Christianity

The Christian Flag, which, some claim, represents all of Christendom, has a white field, with a red Latin cross inside a blue canton. In conventional vexillology, a white flag is linked to surrender, a reference to the Biblical description Jesus' non-violence and surrender to God's will.[5]

Racing

In FIA sanctioned races, a white flag warns of a slow car ahead. In non FIA races a white racing flag is displayed from the starter's tower indicates that the race leader is running his/her final lap. The white flag can be pointed at the race leader to avoid confusion of other drivers. Drivers may wave a small white flag after a collision to indicate that they are uninjured. In NASCAR and other racing leagues a white flag symbolizes one lap to go. After this the checkered flag is waved. NASCAR sometimes has finishes that are coined as "Green. White. Checkered" finishes because the order of the flags waved lap after lap before the finish.

Buddhist and Confucian countries

In Buddhist countries, white is the colour of mourning, so a white flag is used where other cultures might fly a black flag.

Taliban Afghanistan
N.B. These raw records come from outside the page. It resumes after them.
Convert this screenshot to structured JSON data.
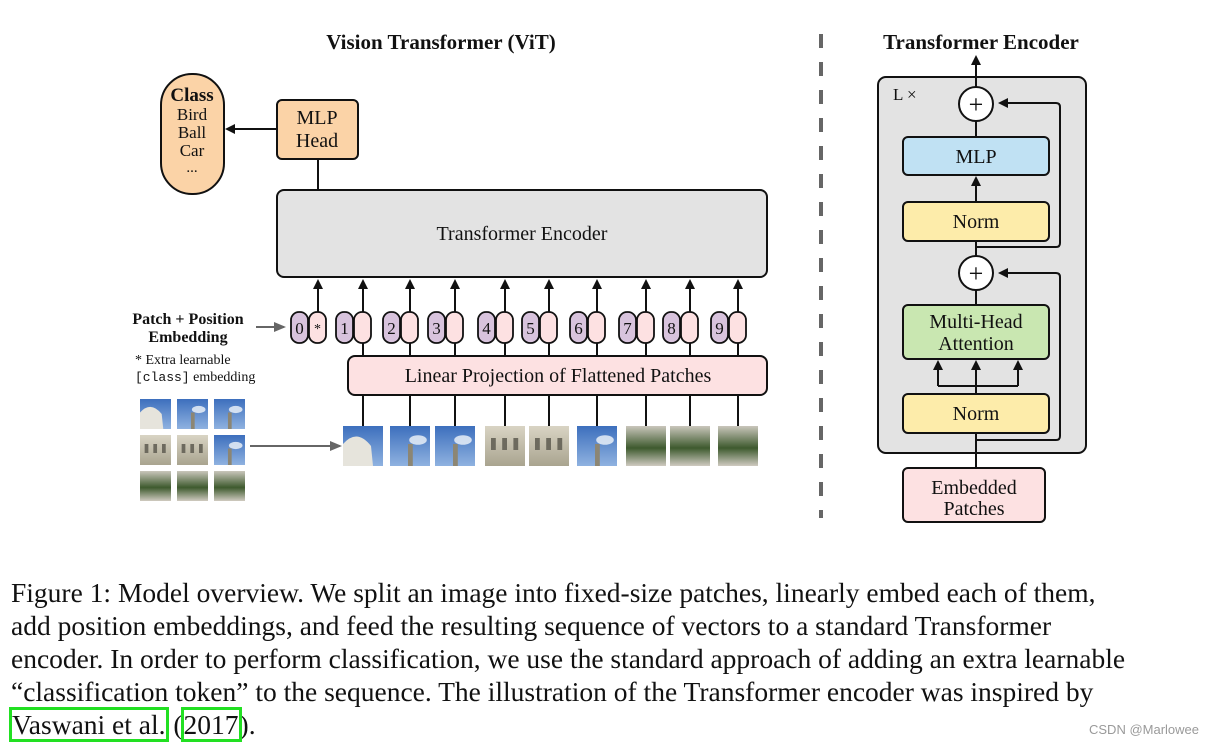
{
  "vit": {
    "title": "Vision Transformer (ViT)",
    "class_box": {
      "heading": "Class",
      "items": [
        "Bird",
        "Ball",
        "Car",
        "..."
      ]
    },
    "mlp_head": [
      "MLP",
      "Head"
    ],
    "encoder_label": "Transformer Encoder",
    "embedding_label": [
      "Patch + Position",
      "Embedding"
    ],
    "extra_note": {
      "line1": "* Extra learnable",
      "code": "[class]",
      "line2_rest": " embedding"
    },
    "tokens": [
      {
        "pos": "0",
        "content": "*"
      },
      {
        "pos": "1",
        "content": ""
      },
      {
        "pos": "2",
        "content": ""
      },
      {
        "pos": "3",
        "content": ""
      },
      {
        "pos": "4",
        "content": ""
      },
      {
        "pos": "5",
        "content": ""
      },
      {
        "pos": "6",
        "content": ""
      },
      {
        "pos": "7",
        "content": ""
      },
      {
        "pos": "8",
        "content": ""
      },
      {
        "pos": "9",
        "content": ""
      }
    ],
    "projection_label": "Linear Projection of Flattened Patches",
    "patch_count": 9
  },
  "encoder_detail": {
    "title": "Transformer Encoder",
    "repeat_label": "L ×",
    "blocks": {
      "mlp": "MLP",
      "norm_top": "Norm",
      "attention": [
        "Multi-Head",
        "Attention"
      ],
      "norm_bottom": "Norm",
      "input": [
        "Embedded",
        "Patches"
      ]
    },
    "add_symbol": "+"
  },
  "colors": {
    "class_fill": "#fbd3a7",
    "mlp_head_fill": "#fbd3a7",
    "encoder_fill": "#e3e3e3",
    "token_pos_fill": "#d8c3dd",
    "token_content_fill": "#fde1e2",
    "projection_fill": "#fde1e2",
    "mlp_fill": "#c0e1f3",
    "norm_fill": "#fdecaa",
    "attention_fill": "#c9e7b1",
    "embedded_fill": "#fde1e2",
    "citation_box": "#22e022"
  },
  "caption": {
    "lines": [
      "Figure 1: Model overview. We split an image into fixed-size patches, linearly embed each of them,",
      "add position embeddings, and feed the resulting sequence of vectors to a standard Transformer",
      "encoder. In order to perform classification, we use the standard approach of adding an extra learnable",
      "“classification token” to the sequence. The illustration of the Transformer encoder was inspired by"
    ],
    "cite_author": "Vaswani et al.",
    "cite_open": " (",
    "cite_year": "2017",
    "cite_close": ")."
  },
  "watermark": "CSDN @Marlowee"
}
During the Afghan Civil War, the Taliban used a plain white flag. When it took over Kabul in 1996, and established the Islamic Emirate of Afghanistan, the white flag became the national flag of the country, representing "the purity of their faith and government". After 1997, the Taliban added the Shahadah to the flag.

Minamoto clan

During the Genpei War (1180–1185), the Minamoto clan fought under a white flag while the Taira clan fought under a red flag. As successive shogunates were from Minamoto clan, this usage continued to the end of Tokugawa shogunate in 1868 when the current international usage was adopted.

See also

References

This article was sourced from Creative Commons Attribution-ShareAlike License; additional terms may apply. World Heritage Encyclopedia content is assembled from numerous content providers, Open Access Publishing, and in compliance with The Fair Access to Science and Technology Research Act (FASTR), Wikimedia Foundation, Inc., Public Library of Science, The Encyclopedia of Life, Open Book Publishers (OBP), PubMed, U.S. National Library of Medicine, National Center for Biotechnology Information, U.S. National Library of Medicine, National Institutes of Health (NIH), U.S. Department of Health & Human Services, and USA.gov, which sources content from all federal, state, local, tribal, and territorial government publication portals (.gov, .mil, .edu). Funding for USA.gov and content contributors is made possible from the U.S. Congress, E-Government Act of 2002.
 
Crowd sourced content that is contributed to World Heritage Encyclopedia is peer reviewed and edited by our editorial staff to ensure quality scholarly research articles.
 
By using this site, you agree to the Terms of Use and Privacy Policy. World Heritage Encyclopedia™ is a registered trademark of the World Public Library Association, a non-profit organization.